In lieu of recent news of Karl Lagerfeld‘s passing, I thought I would pen a post about fashion — instead I thought I would share a post that’s a bit more important. A fascinating dissection on mending wears. Troubling, and equally eye-opening, it’s important to understand where we’ve been and where we’re going with fashion.

It’s interesting what war will do to economies, culture, and country:

Out of this came a British “make-do and mend” ethos, whereby civilians were encouraged to patch up and repair old garments, rather than buy new and replace.
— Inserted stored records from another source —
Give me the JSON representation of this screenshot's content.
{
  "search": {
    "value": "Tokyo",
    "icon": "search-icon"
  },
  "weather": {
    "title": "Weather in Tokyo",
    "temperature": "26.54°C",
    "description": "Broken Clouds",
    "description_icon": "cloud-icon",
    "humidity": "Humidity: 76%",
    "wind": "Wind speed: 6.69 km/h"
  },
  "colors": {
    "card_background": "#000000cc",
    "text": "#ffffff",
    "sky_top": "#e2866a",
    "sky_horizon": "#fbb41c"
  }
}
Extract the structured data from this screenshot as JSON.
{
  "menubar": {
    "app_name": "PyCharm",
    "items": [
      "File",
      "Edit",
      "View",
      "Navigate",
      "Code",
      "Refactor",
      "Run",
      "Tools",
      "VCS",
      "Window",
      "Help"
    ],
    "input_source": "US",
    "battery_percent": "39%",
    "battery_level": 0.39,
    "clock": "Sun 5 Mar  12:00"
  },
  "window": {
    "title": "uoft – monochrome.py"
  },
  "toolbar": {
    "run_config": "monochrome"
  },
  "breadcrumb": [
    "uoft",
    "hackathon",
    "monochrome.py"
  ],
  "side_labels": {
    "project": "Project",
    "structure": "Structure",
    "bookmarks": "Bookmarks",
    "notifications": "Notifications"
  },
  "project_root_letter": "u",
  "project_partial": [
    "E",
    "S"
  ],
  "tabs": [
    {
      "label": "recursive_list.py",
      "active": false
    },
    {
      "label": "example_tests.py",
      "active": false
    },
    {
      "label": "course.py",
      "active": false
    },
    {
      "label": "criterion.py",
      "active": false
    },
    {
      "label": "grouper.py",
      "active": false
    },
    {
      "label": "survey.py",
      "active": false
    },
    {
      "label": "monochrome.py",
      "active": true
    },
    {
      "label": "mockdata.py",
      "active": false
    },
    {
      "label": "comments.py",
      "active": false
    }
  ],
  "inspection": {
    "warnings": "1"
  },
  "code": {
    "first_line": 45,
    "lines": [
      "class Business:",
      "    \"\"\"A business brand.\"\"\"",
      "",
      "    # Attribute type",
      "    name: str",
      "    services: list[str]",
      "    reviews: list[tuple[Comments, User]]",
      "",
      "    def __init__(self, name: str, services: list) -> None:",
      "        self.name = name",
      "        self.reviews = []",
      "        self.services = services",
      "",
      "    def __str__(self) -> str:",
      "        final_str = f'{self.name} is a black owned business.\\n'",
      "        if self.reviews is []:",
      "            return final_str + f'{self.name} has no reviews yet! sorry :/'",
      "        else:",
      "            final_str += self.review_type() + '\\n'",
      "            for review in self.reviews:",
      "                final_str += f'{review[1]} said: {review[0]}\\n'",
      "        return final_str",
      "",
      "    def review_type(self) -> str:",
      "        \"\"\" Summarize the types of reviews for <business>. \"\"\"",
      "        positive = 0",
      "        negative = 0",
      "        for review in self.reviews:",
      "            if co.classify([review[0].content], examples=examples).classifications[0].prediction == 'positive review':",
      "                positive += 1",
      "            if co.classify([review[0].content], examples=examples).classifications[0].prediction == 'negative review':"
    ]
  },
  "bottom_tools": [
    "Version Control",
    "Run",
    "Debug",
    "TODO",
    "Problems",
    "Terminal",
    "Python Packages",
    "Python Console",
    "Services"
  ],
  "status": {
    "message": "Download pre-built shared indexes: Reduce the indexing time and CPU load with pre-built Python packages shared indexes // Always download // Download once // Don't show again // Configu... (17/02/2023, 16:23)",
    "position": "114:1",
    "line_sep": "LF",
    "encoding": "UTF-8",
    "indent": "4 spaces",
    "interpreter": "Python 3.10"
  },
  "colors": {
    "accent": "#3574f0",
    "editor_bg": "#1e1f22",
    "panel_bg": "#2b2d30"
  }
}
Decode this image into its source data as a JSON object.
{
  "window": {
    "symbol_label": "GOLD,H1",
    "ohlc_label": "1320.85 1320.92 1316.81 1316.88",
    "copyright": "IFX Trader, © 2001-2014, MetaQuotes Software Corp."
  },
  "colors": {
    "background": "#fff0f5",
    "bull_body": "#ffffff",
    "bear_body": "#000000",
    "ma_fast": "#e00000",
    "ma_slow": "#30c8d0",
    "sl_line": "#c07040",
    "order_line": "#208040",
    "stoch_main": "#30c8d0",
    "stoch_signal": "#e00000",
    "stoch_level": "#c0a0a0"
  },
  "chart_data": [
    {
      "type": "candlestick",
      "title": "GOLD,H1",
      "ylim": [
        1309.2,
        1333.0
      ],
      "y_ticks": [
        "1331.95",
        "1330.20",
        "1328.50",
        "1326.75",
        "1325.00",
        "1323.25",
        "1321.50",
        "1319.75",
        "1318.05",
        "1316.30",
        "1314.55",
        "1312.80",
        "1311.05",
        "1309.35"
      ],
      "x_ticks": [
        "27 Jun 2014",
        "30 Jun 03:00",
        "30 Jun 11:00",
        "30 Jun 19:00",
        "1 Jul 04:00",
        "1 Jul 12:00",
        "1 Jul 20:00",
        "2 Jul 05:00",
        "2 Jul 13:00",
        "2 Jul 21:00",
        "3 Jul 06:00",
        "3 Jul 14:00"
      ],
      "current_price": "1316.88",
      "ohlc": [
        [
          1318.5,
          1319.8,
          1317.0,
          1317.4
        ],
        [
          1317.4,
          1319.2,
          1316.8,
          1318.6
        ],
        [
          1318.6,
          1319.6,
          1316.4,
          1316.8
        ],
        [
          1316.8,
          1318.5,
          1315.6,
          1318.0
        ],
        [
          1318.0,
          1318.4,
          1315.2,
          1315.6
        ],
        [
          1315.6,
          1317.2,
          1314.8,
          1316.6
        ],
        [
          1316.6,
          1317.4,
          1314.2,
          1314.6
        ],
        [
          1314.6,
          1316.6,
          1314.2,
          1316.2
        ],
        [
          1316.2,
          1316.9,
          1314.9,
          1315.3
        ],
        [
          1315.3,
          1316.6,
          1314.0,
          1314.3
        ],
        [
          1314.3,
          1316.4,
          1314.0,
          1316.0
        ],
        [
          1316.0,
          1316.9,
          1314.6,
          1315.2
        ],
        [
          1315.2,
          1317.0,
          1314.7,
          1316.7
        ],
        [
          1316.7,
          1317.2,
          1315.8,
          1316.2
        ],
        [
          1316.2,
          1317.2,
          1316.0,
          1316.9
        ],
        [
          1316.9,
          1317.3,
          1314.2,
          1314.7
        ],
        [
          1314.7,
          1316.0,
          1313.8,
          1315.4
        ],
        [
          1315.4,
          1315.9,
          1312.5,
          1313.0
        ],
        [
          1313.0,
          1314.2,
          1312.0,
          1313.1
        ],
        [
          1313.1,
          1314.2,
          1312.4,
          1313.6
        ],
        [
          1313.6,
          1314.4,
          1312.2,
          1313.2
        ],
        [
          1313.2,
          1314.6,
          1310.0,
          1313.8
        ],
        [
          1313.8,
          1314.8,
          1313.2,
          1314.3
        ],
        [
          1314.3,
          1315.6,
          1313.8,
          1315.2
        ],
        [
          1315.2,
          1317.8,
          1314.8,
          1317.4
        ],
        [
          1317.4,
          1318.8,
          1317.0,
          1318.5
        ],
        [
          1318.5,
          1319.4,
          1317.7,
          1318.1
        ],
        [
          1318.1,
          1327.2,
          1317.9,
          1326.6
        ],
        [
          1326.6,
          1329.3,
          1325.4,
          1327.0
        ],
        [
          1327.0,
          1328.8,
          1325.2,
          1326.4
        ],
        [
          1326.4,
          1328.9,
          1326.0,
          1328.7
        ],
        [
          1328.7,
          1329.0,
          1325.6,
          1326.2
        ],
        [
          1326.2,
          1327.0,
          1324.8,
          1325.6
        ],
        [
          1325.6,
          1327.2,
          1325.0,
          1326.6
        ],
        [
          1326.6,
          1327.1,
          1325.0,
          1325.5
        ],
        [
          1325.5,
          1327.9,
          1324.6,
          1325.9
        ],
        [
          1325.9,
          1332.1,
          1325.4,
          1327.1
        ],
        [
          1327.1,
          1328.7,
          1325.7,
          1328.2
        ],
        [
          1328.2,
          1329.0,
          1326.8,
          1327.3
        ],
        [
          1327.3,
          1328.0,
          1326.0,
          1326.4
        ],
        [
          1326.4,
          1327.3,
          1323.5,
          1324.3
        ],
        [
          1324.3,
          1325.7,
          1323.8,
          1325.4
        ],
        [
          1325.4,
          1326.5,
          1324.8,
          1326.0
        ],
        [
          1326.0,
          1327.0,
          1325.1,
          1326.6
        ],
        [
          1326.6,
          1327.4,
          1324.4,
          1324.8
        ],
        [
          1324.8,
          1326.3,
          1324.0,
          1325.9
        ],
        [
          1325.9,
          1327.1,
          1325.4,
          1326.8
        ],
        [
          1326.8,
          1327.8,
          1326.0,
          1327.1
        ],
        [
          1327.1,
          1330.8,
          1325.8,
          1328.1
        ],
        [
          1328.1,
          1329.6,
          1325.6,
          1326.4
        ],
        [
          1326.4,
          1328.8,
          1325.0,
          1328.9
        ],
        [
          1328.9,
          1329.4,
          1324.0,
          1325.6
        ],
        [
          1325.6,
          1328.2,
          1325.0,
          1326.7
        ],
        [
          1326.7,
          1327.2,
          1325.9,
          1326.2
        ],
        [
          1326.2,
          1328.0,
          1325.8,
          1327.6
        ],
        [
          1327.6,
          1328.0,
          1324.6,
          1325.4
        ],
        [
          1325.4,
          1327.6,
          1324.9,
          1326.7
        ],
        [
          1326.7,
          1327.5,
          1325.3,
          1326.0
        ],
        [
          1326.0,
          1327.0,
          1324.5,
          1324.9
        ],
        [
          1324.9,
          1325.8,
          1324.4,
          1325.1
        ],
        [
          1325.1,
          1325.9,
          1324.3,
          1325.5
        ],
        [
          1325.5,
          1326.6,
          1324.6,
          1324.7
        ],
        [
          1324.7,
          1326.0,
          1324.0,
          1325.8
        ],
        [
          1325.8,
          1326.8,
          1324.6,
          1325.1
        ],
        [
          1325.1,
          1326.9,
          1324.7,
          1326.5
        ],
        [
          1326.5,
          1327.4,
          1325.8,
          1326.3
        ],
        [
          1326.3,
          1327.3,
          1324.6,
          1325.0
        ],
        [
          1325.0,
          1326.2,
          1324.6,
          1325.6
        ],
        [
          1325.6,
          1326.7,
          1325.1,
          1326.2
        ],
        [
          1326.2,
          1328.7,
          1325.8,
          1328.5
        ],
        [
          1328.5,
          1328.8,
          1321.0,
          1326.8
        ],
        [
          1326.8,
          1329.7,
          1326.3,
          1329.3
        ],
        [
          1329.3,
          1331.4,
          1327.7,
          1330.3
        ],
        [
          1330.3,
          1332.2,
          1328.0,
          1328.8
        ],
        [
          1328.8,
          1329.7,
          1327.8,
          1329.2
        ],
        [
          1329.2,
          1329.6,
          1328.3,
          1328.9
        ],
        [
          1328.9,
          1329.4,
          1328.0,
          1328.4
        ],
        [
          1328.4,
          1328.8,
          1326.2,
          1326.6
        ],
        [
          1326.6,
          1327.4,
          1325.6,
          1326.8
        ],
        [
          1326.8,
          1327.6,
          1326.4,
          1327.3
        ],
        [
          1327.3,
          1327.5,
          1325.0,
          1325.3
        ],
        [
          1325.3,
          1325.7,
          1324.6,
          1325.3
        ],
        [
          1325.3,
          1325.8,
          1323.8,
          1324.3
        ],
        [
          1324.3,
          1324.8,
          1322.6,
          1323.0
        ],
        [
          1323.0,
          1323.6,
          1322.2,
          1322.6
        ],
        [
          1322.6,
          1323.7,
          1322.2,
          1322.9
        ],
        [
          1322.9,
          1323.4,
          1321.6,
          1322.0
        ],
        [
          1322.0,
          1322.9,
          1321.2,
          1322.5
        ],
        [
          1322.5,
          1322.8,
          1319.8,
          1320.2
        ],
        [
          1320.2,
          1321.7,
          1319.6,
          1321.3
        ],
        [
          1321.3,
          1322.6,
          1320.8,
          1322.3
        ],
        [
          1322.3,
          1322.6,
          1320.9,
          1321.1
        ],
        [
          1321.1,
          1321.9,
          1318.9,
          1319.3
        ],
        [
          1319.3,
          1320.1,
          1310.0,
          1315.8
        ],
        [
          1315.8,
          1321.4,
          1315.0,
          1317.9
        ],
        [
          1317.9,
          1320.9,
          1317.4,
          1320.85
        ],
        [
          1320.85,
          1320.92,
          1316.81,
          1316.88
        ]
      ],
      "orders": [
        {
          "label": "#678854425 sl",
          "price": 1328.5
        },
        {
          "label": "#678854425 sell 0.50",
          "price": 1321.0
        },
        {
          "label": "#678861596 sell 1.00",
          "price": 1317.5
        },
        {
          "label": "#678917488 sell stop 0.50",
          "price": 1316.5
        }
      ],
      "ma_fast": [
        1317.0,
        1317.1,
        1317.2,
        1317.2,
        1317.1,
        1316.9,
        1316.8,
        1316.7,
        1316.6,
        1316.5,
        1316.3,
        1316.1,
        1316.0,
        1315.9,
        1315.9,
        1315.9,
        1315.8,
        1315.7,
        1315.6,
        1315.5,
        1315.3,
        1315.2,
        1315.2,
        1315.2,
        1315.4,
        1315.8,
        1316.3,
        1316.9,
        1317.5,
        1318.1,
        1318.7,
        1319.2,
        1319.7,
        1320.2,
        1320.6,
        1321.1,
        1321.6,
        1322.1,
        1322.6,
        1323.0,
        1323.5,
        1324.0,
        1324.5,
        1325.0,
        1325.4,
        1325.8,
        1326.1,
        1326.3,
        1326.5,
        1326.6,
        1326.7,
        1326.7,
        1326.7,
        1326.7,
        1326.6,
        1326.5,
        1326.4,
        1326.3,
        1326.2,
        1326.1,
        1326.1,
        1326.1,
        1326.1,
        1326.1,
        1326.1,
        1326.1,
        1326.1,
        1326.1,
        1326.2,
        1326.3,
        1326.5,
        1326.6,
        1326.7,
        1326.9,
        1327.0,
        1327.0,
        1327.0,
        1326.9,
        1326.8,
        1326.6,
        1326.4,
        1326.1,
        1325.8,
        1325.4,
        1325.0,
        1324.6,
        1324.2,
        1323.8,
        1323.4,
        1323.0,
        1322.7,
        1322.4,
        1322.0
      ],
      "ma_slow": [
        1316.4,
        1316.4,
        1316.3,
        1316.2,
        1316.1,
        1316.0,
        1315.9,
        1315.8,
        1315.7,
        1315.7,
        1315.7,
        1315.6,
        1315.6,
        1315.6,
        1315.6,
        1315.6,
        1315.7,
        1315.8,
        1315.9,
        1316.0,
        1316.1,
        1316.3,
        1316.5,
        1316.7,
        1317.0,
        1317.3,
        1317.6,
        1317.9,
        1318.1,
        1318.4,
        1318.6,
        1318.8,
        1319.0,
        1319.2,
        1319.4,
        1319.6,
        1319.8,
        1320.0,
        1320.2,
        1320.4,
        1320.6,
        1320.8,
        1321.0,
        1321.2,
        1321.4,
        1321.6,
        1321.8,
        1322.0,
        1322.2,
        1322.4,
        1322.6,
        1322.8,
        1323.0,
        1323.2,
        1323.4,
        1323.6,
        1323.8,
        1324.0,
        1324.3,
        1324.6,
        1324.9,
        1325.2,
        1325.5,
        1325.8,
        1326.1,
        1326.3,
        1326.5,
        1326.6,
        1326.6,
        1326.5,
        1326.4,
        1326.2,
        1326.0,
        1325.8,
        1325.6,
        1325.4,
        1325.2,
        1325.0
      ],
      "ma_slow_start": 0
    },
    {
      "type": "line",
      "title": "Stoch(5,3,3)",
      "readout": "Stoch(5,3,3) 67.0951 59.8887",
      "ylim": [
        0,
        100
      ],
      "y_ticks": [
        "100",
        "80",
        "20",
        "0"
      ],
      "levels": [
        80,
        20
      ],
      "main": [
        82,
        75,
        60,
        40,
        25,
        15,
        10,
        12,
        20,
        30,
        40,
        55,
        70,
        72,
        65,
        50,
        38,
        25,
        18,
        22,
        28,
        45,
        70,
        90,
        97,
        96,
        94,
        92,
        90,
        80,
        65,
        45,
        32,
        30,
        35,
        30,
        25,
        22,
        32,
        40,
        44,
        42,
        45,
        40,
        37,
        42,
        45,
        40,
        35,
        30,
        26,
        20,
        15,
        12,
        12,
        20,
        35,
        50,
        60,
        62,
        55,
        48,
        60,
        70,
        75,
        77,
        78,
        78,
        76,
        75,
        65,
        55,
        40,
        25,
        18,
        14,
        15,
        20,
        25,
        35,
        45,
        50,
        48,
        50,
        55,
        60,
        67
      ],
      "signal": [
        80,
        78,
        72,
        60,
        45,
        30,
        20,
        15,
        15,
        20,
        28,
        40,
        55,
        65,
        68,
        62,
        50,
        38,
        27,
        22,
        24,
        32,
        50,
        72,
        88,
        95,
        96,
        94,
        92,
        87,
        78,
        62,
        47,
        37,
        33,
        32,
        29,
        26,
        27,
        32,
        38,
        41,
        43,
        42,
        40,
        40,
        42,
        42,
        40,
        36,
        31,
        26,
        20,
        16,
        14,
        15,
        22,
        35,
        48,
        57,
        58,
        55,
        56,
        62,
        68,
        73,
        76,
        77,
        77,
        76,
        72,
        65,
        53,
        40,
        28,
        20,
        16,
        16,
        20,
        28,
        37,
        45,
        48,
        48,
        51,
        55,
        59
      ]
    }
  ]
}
When garments couldn’t be patched up any longer, they were “deconstructed” so that their raw materials could be recycled. Raggedy sweaters, for example, were sometimes “unknitted” so that the yarns could be used to darn old knits or makes new ones entirely. The Ministry of Supply even organized a fashion show to demonstrate how new clothes could be made from old garments. 

Women weren’t the only people mending during this period; British soldiers and men back home were also encouraged to fix their clothes. In some of the  “Make Do and Mend” ad campaigns, the government specifically targeted men. Pictured above are some of my favorite war-time tutorials on how to make buttonholes, reinforce areas for extra wear, darn holes, and patch shirts. 

I have (too often) found myself frustrated, scared, and confused as to how to mend a rip, a hole, a tear, or the occasional missing button. It’s too bad that high-octane retailers like H&M, Zara, Forever 21 or even Target go to such great lengths to get the cheapest, fastest commodity into stores in forever increasingly divided shorter fashion seasons. We all end up with wardrobes that are too homogeneous, shitty, tattered and honestly of poor quality, and astoundingly, we spend more money on clothing. It’s only getting worse with the ease of subscription retailers and Amazon.

An excellent example of mending of cozy sweater worth mending.

A dear friend of mine has jeans that he can never part with, and have over the years fashioned a makeshift zipper garage (that is what it is called) out of a paperclip and sewing magic. I love a good Macgyver-approach to mending.

Apart from dieworkwear‘s incredibly important links to tutorials, resources, lovely images on mending and guides for alterations — this post has a lovely quote I just want to share verbatim:

I am endlessly touched by men’s sentimental attachment to old clothes: Shetland jumpers that are more hole than whole, Panama hats missing half the crown, shirts with collars so frayed you can plait the edges. One barrister friend, who’s just turned 50, has been wearing the same leather jacket since his student days. No matter that, nowadays, he’s more Sid James than James Dean.